§ **Problem description**: Reproduce the data exactly and drop any pictures it holds.

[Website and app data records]
BEGIN

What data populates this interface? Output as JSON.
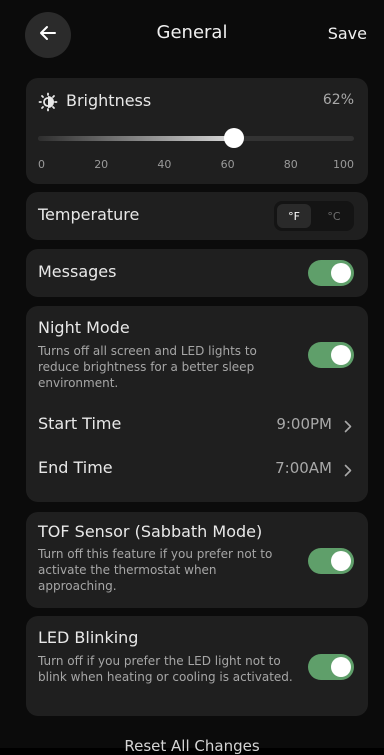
{
  "header": {
    "title": "General",
    "save_label": "Save"
  },
  "brightness": {
    "label": "Brightness",
    "value_label": "62%",
    "value": 0.62,
    "slider_ticks": [
      "0",
      "20",
      "40",
      "60",
      "80",
      "100"
    ]
  },
  "temperature": {
    "label": "Temperature",
    "unit_f": "°F",
    "unit_c": "°C",
    "selected": "°F"
  },
  "messages": {
    "label": "Messages",
    "enabled": true
  },
  "night_mode": {
    "title": "Night Mode",
    "description": "Turns off all screen and LED lights to reduce brightness for a better sleep environment.",
    "enabled": true,
    "start_time_label": "Start Time",
    "start_time_value": "9:00PM",
    "end_time_label": "End Time",
    "end_time_value": "7:00AM"
  },
  "tof_sensor": {
    "title": "TOF Sensor (Sabbath Mode)",
    "description": "Turn off this feature if you prefer not to activate the thermostat when approaching.",
    "enabled": true
  },
  "led_blinking": {
    "title": "LED Blinking",
    "description": "Turn off if you prefer the LED light not to blink when heating or cooling is activated.",
    "enabled": true
  },
  "footer": {
    "reset_label": "Reset All Changes"
  },
  "colors": {
    "toggle_on": "#5f9f6a",
    "card_bg": "#1f1f1f",
    "page_bg": "#0b0b0b"
  }
}
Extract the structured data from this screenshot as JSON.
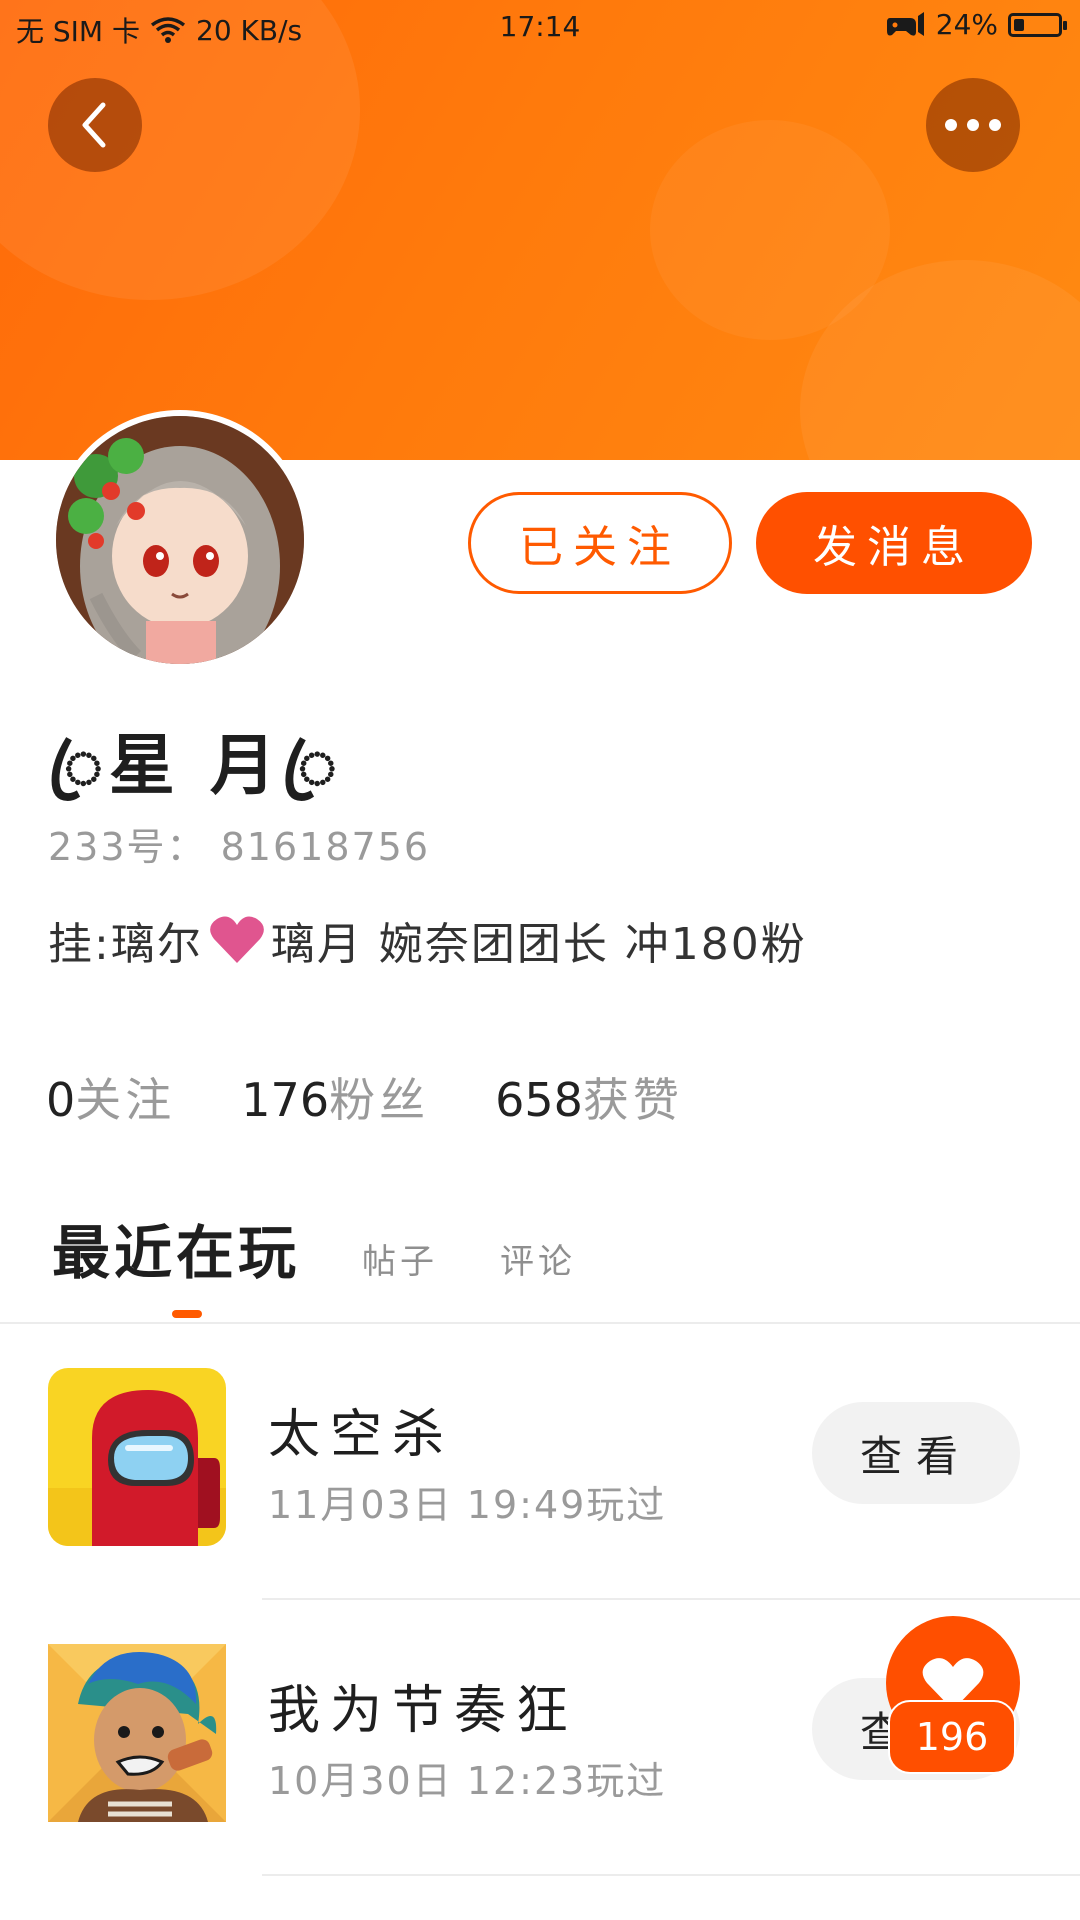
{
  "status_bar": {
    "sim": "无 SIM 卡",
    "network_speed": "20 KB/s",
    "time": "17:14",
    "battery": "24%",
    "battery_level": 0.24
  },
  "header": {
    "back_icon": "chevron-left-icon",
    "more_icon": "more-dots-icon"
  },
  "profile": {
    "nickname": "ꦿ星 月ꦿ",
    "uid_label": "233号：",
    "uid_value": "81618756",
    "bio_prefix": "挂:璃尔",
    "bio_suffix": "璃月  婉奈团团长  冲180粉",
    "bio_heart_color": "#e0558f",
    "follow_state_label": "已关注",
    "message_label": "发消息"
  },
  "stats": [
    {
      "value": "0",
      "label": "关注"
    },
    {
      "value": "176",
      "label": "粉丝"
    },
    {
      "value": "658",
      "label": "获赞"
    }
  ],
  "tabs": [
    {
      "label": "最近在玩",
      "active": true
    },
    {
      "label": "帖子",
      "active": false
    },
    {
      "label": "评论",
      "active": false
    }
  ],
  "games": [
    {
      "name": "太空杀",
      "played": "11月03日 19:49玩过",
      "action": "查看",
      "icon": "among-us-crewmate-icon"
    },
    {
      "name": "我为节奏狂",
      "played": "10月30日 12:23玩过",
      "action": "查看",
      "icon": "rhythm-game-character-icon"
    }
  ],
  "floating_like": {
    "count": "196",
    "icon": "heart-icon"
  },
  "colors": {
    "accent": "#ff5000",
    "banner": "#ff7a0c",
    "muted_text": "#9a9a9a"
  }
}
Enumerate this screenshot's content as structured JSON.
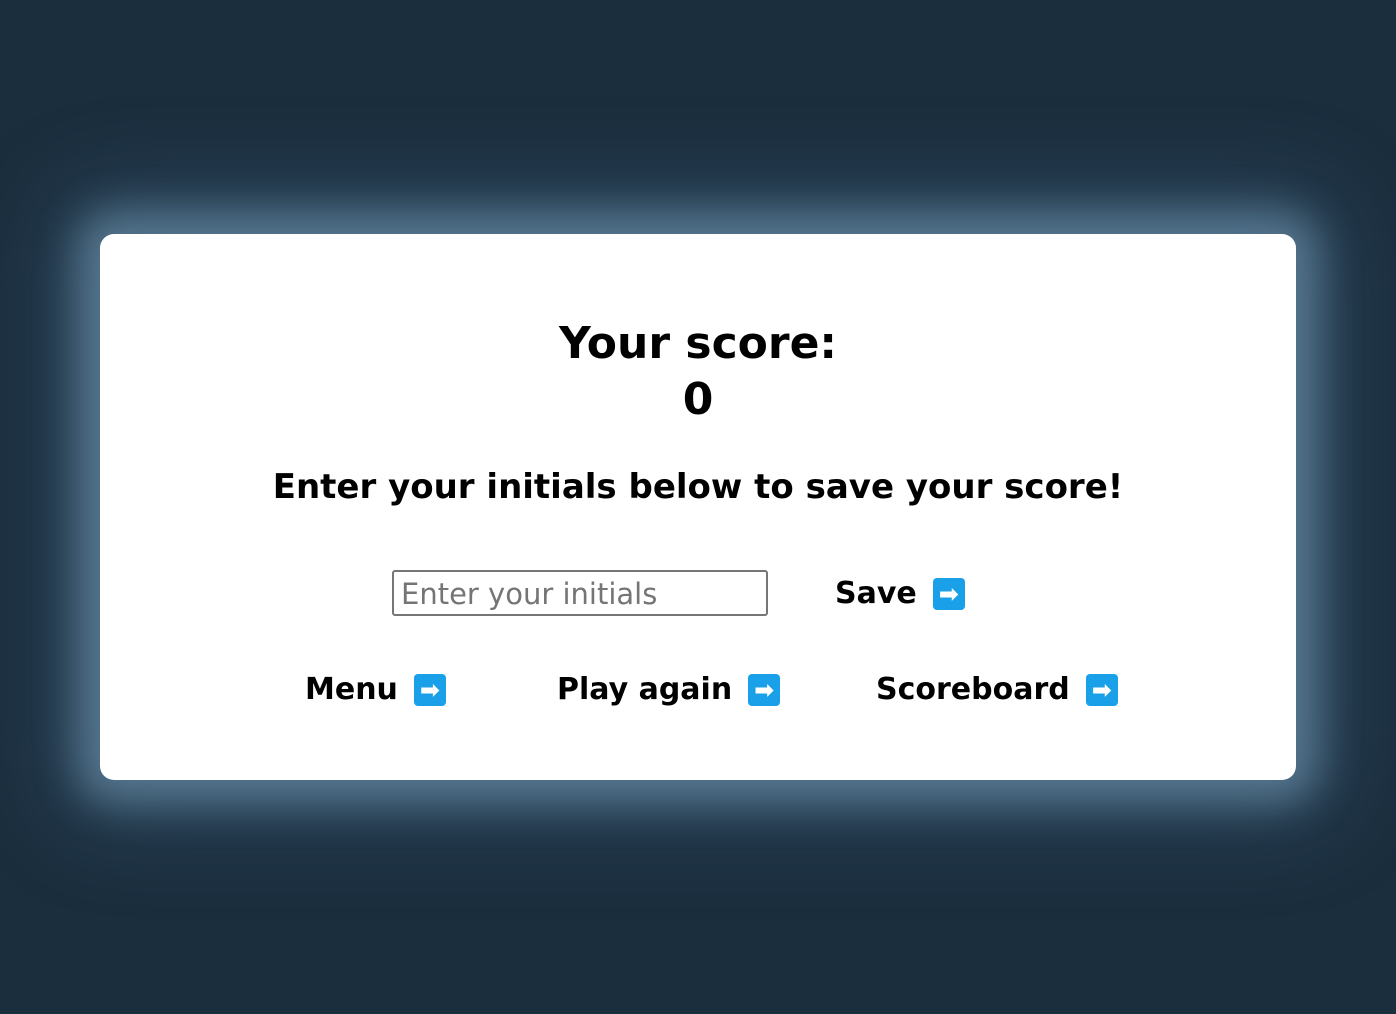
{
  "score": {
    "title": "Your score:",
    "value": "0"
  },
  "instructions": "Enter your initials below to save your score!",
  "initials_input": {
    "placeholder": "Enter your initials",
    "value": ""
  },
  "buttons": {
    "save_label": "Save",
    "menu_label": "Menu",
    "play_again_label": "Play again",
    "scoreboard_label": "Scoreboard",
    "arrow_icon": "➡"
  },
  "colors": {
    "background": "#1b2e3e",
    "card": "#ffffff",
    "arrow_accent": "#1aa0e8"
  }
}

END

§ **Solution below**:
What data populates this interface? Output as JSON.
{
  "header": {
    "title": "General",
    "save_label": "Save"
  },
  "brightness": {
    "label": "Brightness",
    "value_label": "62%",
    "value": 0.62,
    "slider_ticks": [
      "0",
      "20",
      "40",
      "60",
      "80",
      "100"
    ]
  },
  "temperature": {
    "label": "Temperature",
    "unit_f": "°F",
    "unit_c": "°C",
    "selected": "°F"
  },
  "messages": {
    "label": "Messages",
    "enabled": true
  },
  "night_mode": {
    "title": "Night Mode",
    "description": "Turns off all screen and LED lights to reduce brightness for a better sleep environment.",
    "enabled": true,
    "start_time_label": "Start Time",
    "start_time_value": "9:00PM",
    "end_time_label": "End Time",
    "end_time_value": "7:00AM"
  },
  "tof_sensor": {
    "title": "TOF Sensor (Sabbath Mode)",
    "description": "Turn off this feature if you prefer not to activate the thermostat when approaching.",
    "enabled": true
  },
  "led_blinking": {
    "title": "LED Blinking",
    "description": "Turn off if you prefer the LED light not to blink when heating or cooling is activated.",
    "enabled": true
  },
  "footer": {
    "reset_label": "Reset All Changes"
  },
  "colors": {
    "toggle_on": "#5f9f6a",
    "card_bg": "#1f1f1f",
    "page_bg": "#0b0b0b"
  }
}
Extract the structured data from this screenshot as JSON.
{
  "status_bar": {
    "sim": "无 SIM 卡",
    "network_speed": "20 KB/s",
    "time": "17:14",
    "battery": "24%",
    "battery_level": 0.24
  },
  "header": {
    "back_icon": "chevron-left-icon",
    "more_icon": "more-dots-icon"
  },
  "profile": {
    "nickname": "ꦿ星 月ꦿ",
    "uid_label": "233号：",
    "uid_value": "81618756",
    "bio_prefix": "挂:璃尔",
    "bio_suffix": "璃月  婉奈团团长  冲180粉",
    "bio_heart_color": "#e0558f",
    "follow_state_label": "已关注",
    "message_label": "发消息"
  },
  "stats": [
    {
      "value": "0",
      "label": "关注"
    },
    {
      "value": "176",
      "label": "粉丝"
    },
    {
      "value": "658",
      "label": "获赞"
    }
  ],
  "tabs": [
    {
      "label": "最近在玩",
      "active": true
    },
    {
      "label": "帖子",
      "active": false
    },
    {
      "label": "评论",
      "active": false
    }
  ],
  "games": [
    {
      "name": "太空杀",
      "played": "11月03日 19:49玩过",
      "action": "查看",
      "icon": "among-us-crewmate-icon"
    },
    {
      "name": "我为节奏狂",
      "played": "10月30日 12:23玩过",
      "action": "查看",
      "icon": "rhythm-game-character-icon"
    }
  ],
  "floating_like": {
    "count": "196",
    "icon": "heart-icon"
  },
  "colors": {
    "accent": "#ff5000",
    "banner": "#ff7a0c",
    "muted_text": "#9a9a9a"
  }
}
Enumerate this screenshot's content as structured JSON.
{
  "score": {
    "title": "Your score:",
    "value": "0"
  },
  "instructions": "Enter your initials below to save your score!",
  "initials_input": {
    "placeholder": "Enter your initials",
    "value": ""
  },
  "buttons": {
    "save_label": "Save",
    "menu_label": "Menu",
    "play_again_label": "Play again",
    "scoreboard_label": "Scoreboard",
    "arrow_icon": "➡"
  },
  "colors": {
    "background": "#1b2e3e",
    "card": "#ffffff",
    "arrow_accent": "#1aa0e8"
  }
}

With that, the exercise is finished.